“I guess there are people who keep their ‘god moments’ to themselves, and people who only share them when the moment calls for it,” he said. “But for me, I needed confirmation, the kind of confirmation I just got, and I feel satisfied. I feel I can move on and, and – “
“Make use of it?” the king asked him.
When Yogi started his RCO training and Pro got promoted to head palace guard, the king had them over for a chat. He wanted to know what they considered important in the work they were doing.
“Educating the public,” said Yogi.
“Reading between the lines,” said Pro. “Body language can reveal so much. When I ask for identification, I look at people’s hands. I had a friend in high school who could tell a lot by looking at people’s elbows; I can tell a lot by looking at people’s hands.”
“Hmm,” said the king, nodding. He then looked at his daughter who was studying diplomacy and asked her, “What about you, Star?”
“Harmony,” she answered. “Dad? I’m thinking of getting a tattoo.”
“You’re not falling under Pro’s shadow, are you? I don’t want you shaving your head.”
“I won’t,” she promised. “But I do want a tattoo; some kind of symbol that has apotropaic power, like your Eye of Jupiter.”
“What’s the Eye of Jupiter?” asked Yogi.
“Jupiter’s Great Red Spot, of course,” said the king. “I call it the Eye of Jupiter, warding off evil influences. Every revolving and flashing beacon light in my kingdom is a symbol of the Eye of Jupiter.”
The Eye of Jupiter by Felipe Posada (contemporary)
“How about a Medusa tattoo?” Pro asked Star. “Athena’s identified with Venus, and she used Medusa’s head on her aegis for protection.”
“No,” she answered . “No matter what the ancients say, that story’s all about the dark side of Athena.
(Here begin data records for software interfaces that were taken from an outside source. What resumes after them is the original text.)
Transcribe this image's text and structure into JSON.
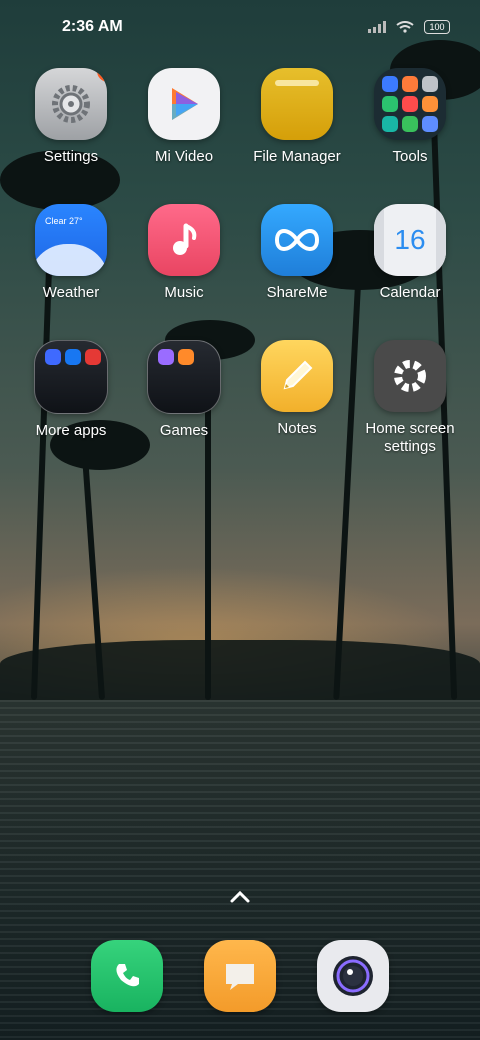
{
  "status": {
    "time": "2:36 AM",
    "battery": "100"
  },
  "apps": [
    {
      "label": "Settings",
      "icon": "settings-gear-icon",
      "badge": "1"
    },
    {
      "label": "Mi Video",
      "icon": "play-triangle-icon"
    },
    {
      "label": "File Manager",
      "icon": "folder-icon"
    },
    {
      "label": "Tools",
      "icon": "tools-grid-icon"
    },
    {
      "label": "Weather",
      "icon": "cloud-icon",
      "icon_text": "Clear 27°"
    },
    {
      "label": "Music",
      "icon": "music-note-icon"
    },
    {
      "label": "ShareMe",
      "icon": "infinity-icon"
    },
    {
      "label": "Calendar",
      "icon": "calendar-icon",
      "icon_text": "16"
    },
    {
      "label": "More apps",
      "icon": "folder-icon"
    },
    {
      "label": "Games",
      "icon": "folder-icon"
    },
    {
      "label": "Notes",
      "icon": "pencil-icon"
    },
    {
      "label": "Home screen settings",
      "icon": "gear-icon"
    }
  ],
  "dock": [
    {
      "name": "Phone",
      "icon": "phone-icon"
    },
    {
      "name": "Messaging",
      "icon": "message-icon"
    },
    {
      "name": "Camera",
      "icon": "camera-lens-icon"
    }
  ],
  "colors": {
    "badge": "#ff5a1f",
    "accent_blue": "#1e66e5"
  }
}
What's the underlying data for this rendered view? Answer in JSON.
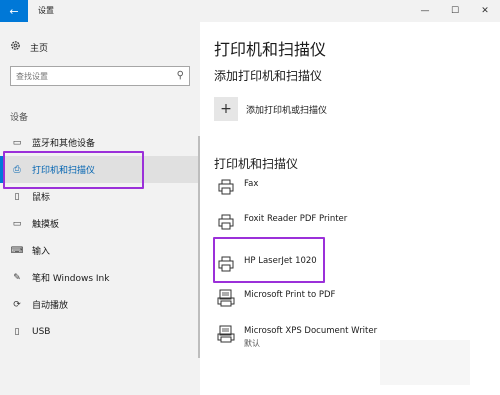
{
  "window": {
    "title": "设置",
    "back_icon": "back-arrow-icon",
    "min": "—",
    "max": "☐",
    "close": "✕"
  },
  "sidebar": {
    "home_label": "主页",
    "search_placeholder": "查找设置",
    "section_label": "设备",
    "items": [
      {
        "label": "蓝牙和其他设备",
        "icon": "bluetooth-devices-icon",
        "glyph": "▭"
      },
      {
        "label": "打印机和扫描仪",
        "icon": "printer-icon",
        "glyph": "⎙",
        "active": true
      },
      {
        "label": "鼠标",
        "icon": "mouse-icon",
        "glyph": "▯"
      },
      {
        "label": "触摸板",
        "icon": "touchpad-icon",
        "glyph": "▭"
      },
      {
        "label": "输入",
        "icon": "keyboard-icon",
        "glyph": "⌨"
      },
      {
        "label": "笔和 Windows Ink",
        "icon": "pen-icon",
        "glyph": "✎"
      },
      {
        "label": "自动播放",
        "icon": "autoplay-icon",
        "glyph": "⟳"
      },
      {
        "label": "USB",
        "icon": "usb-icon",
        "glyph": "▯"
      }
    ]
  },
  "main": {
    "title": "打印机和扫描仪",
    "add_heading": "添加打印机和扫描仪",
    "add_button_label": "添加打印机或扫描仪",
    "add_icon": "+",
    "list_heading": "打印机和扫描仪",
    "printers": [
      {
        "name": "Fax",
        "status": ""
      },
      {
        "name": "Foxit Reader PDF Printer",
        "status": ""
      },
      {
        "name": "HP LaserJet 1020",
        "status": ""
      },
      {
        "name": "Microsoft Print to PDF",
        "status": ""
      },
      {
        "name": "Microsoft XPS Document Writer",
        "status": "默认"
      }
    ]
  },
  "colors": {
    "accent": "#0078d7",
    "highlight": "#9b30d9",
    "sidebar_bg": "#f2f2f2"
  }
}
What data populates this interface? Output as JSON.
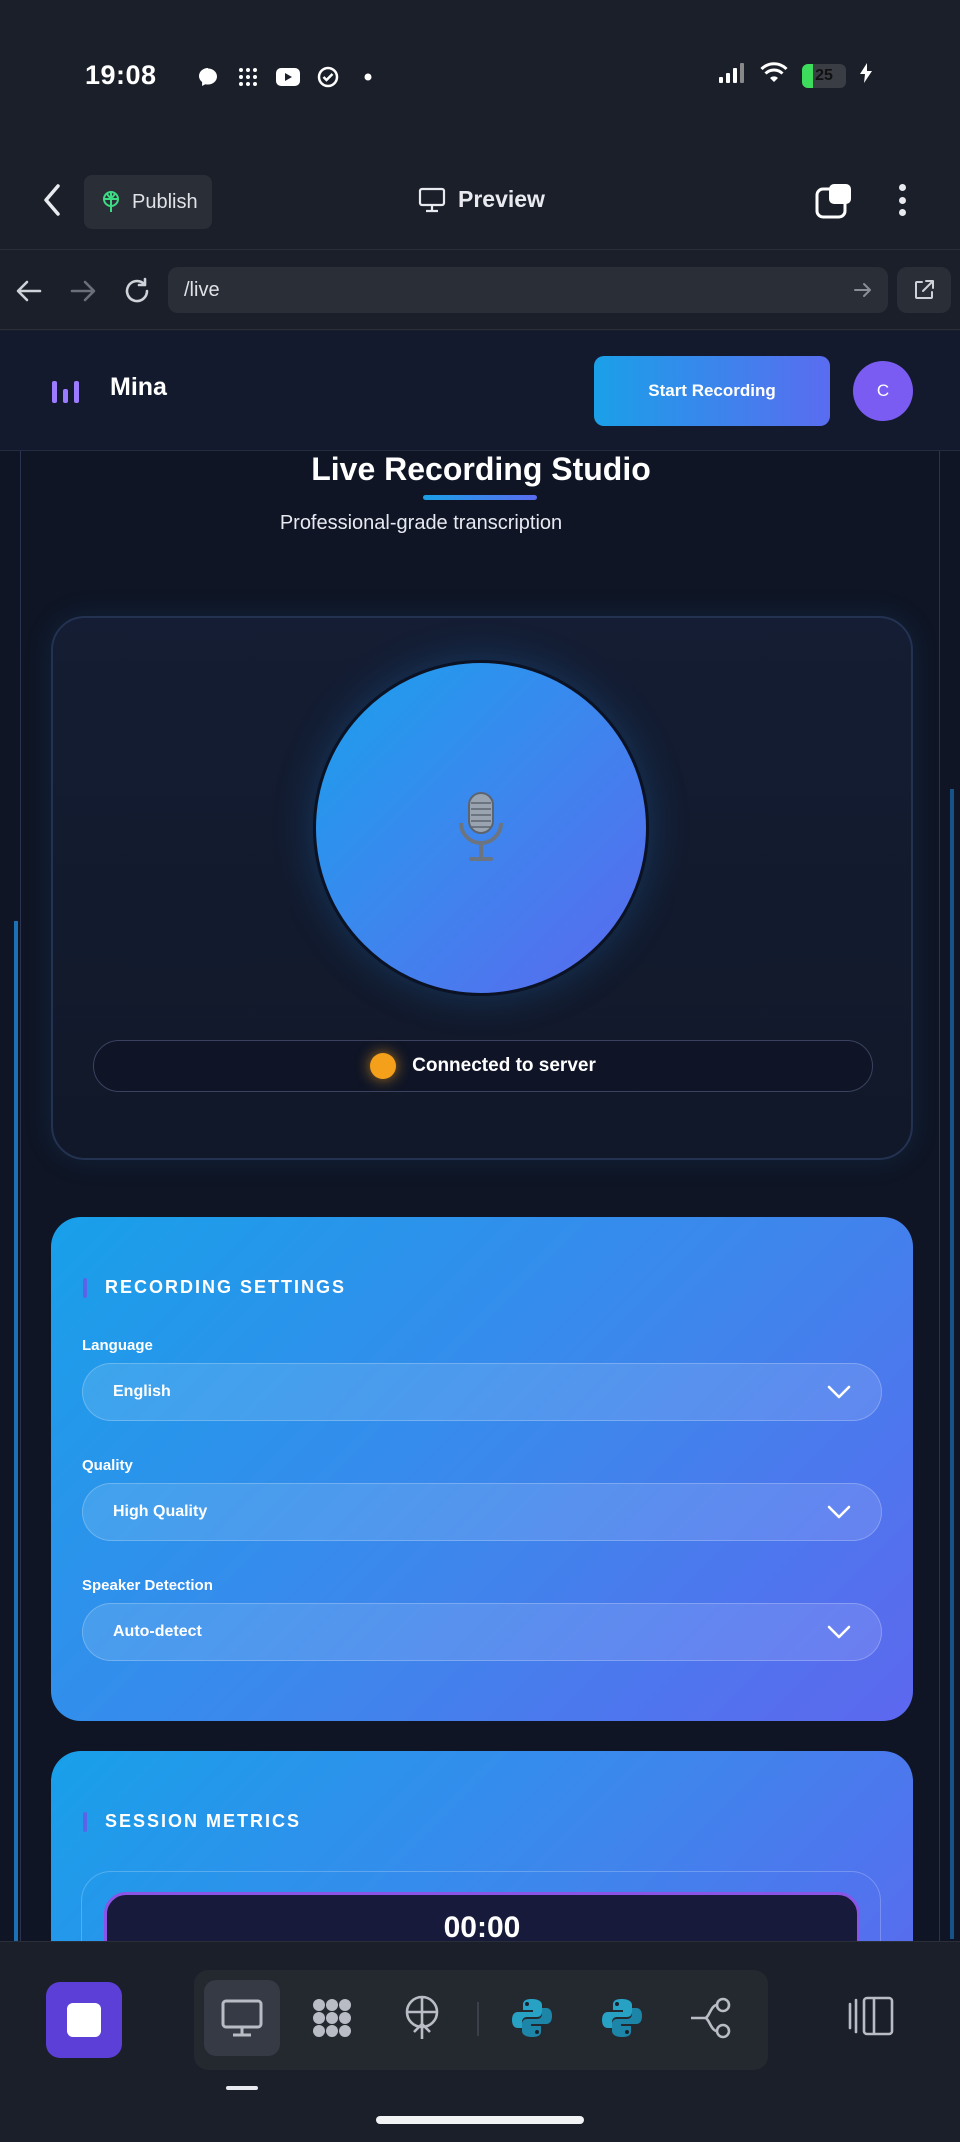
{
  "status_bar": {
    "time": "19:08",
    "battery": "25",
    "battery_level": 0.25,
    "notification_icons": [
      "messenger-icon",
      "grid-dots-icon",
      "youtube-icon",
      "check-circle-icon",
      "dot-icon"
    ],
    "right_icons": [
      "signal-icon",
      "wifi-icon",
      "battery-icon",
      "charging-icon"
    ]
  },
  "app_bar": {
    "publish_label": "Publish",
    "preview_label": "Preview"
  },
  "url_bar": {
    "url": "/live"
  },
  "site": {
    "brand": "Mina",
    "start_recording": "Start Recording",
    "avatar_initial": "C",
    "title": "Live Recording Studio",
    "subtitle": "Professional-grade transcription",
    "mic_emoji": "🎙️",
    "status_text": "Connected to server",
    "status_color": "#f5a01a"
  },
  "settings": {
    "heading": "RECORDING SETTINGS",
    "fields": [
      {
        "label": "Language",
        "value": "English"
      },
      {
        "label": "Quality",
        "value": "High Quality"
      },
      {
        "label": "Speaker Detection",
        "value": "Auto-detect"
      }
    ]
  },
  "metrics": {
    "heading": "SESSION METRICS",
    "timer": "00:00"
  },
  "colors": {
    "accent_start": "#1aa0e8",
    "accent_end": "#5a6cf0",
    "stop_button": "#5b3fd6"
  },
  "dock": {
    "tools": [
      "desktop-icon",
      "grid-cluster-icon",
      "deploy-icon",
      "python-icon",
      "python-icon",
      "workflow-icon"
    ]
  }
}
She turned an innocent mortal who was known for her perfect beauty and glorious hair into a monster. Smells to me of jealousy and envy. I really don’t think she used Medusa’s head on her aegis for protection; I think she used it to remind everyone what her dark side was capable of.”
“Why not simply a star?” asked the king.
“Too simple and too obvious, dad.”
“How about a magpie?” asked Yogi. “Isn’t the magpie a symbol of Venus?”
“I’ve considered it, but too many feathers… I guess I want something between a star and a magpie.”
“I know!” said Yogi. “I saw a butterfly with the same colours as the magpie. It landed on the bear’s nose when we were saying goodbye.”
“A white admiral,” said the king. “But is it an apotropaic symbol?”
“I don’t think so, but I love the idea,” said Star. “A butterfly’s all about lightness and playfulness and metamorphosis. It’s the side of Venus I love best; the idea that you can transform yourself with a name, a makeover, a uniform, so many things, and play a part, like an artist.”
“The admiral itself may not be an apotropaic symbol, but the colours are the same as the evil eye talisman they use in the east. Here, we consider the colours of the milk snake to be apotropaic: red, black and yellow.”
“Then I’ll get a butterfly with an admiral wing and a milk snake wing,” she decided.
Metamorphosis by Andrey Remnev, 2012